§ Work to complete
Wherever the string "team" occurs in a line of these records, report that line.

Stored dataset items:
%%
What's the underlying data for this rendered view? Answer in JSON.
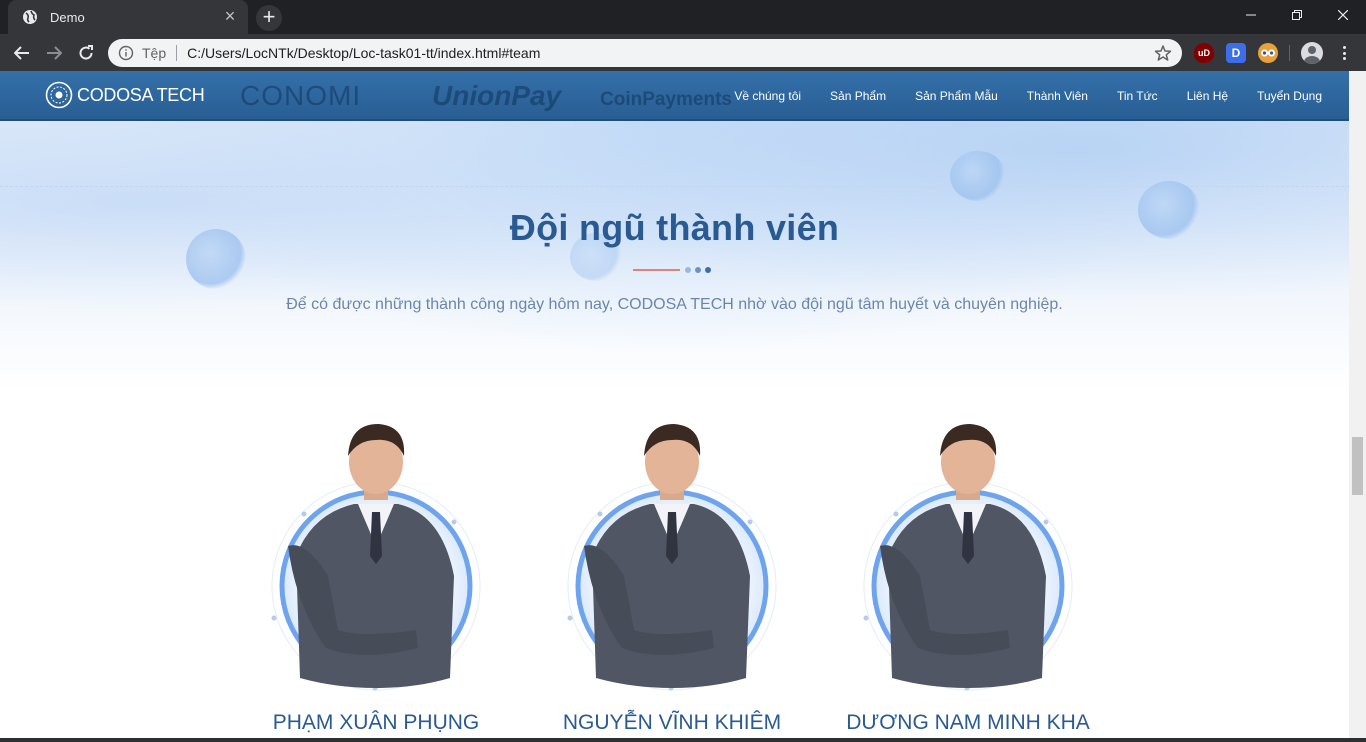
{
  "browser": {
    "tab": {
      "title": "Demo"
    },
    "address_bar": {
      "scheme_label": "Tệp",
      "url": "C:/Users/LocNTk/Desktop/Loc-task01-tt/index.html#team"
    },
    "extensions": {
      "ublock_label": "uD",
      "d_label": "D"
    }
  },
  "site": {
    "brand": "CODOSA TECH",
    "partners": [
      "CONOMI",
      "UnionPay",
      "CoinPayments"
    ],
    "nav": [
      "Về chúng tôi",
      "Sản Phẩm",
      "Sản Phẩm Mẫu",
      "Thành Viên",
      "Tin Tức",
      "Liên Hệ",
      "Tuyển Dụng"
    ]
  },
  "team": {
    "title": "Đội ngũ thành viên",
    "subtitle": "Để có được những thành công ngày hôm nay, CODOSA TECH nhờ vào đội ngũ tâm huyết và chuyên nghiệp.",
    "members": [
      {
        "name": "PHẠM XUÂN PHỤNG"
      },
      {
        "name": "NGUYỄN VĨNH KHIÊM"
      },
      {
        "name": "DƯƠNG NAM MINH KHA"
      }
    ]
  },
  "colors": {
    "accent": "#2a5a92",
    "nav_bg": "#2f6aa3",
    "divider_red": "#d9453b"
  }
}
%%
§ Response to this task
      "url": "C:/Users/LocNTk/Desktop/Loc-task01-tt/index.html#team"
  "team": {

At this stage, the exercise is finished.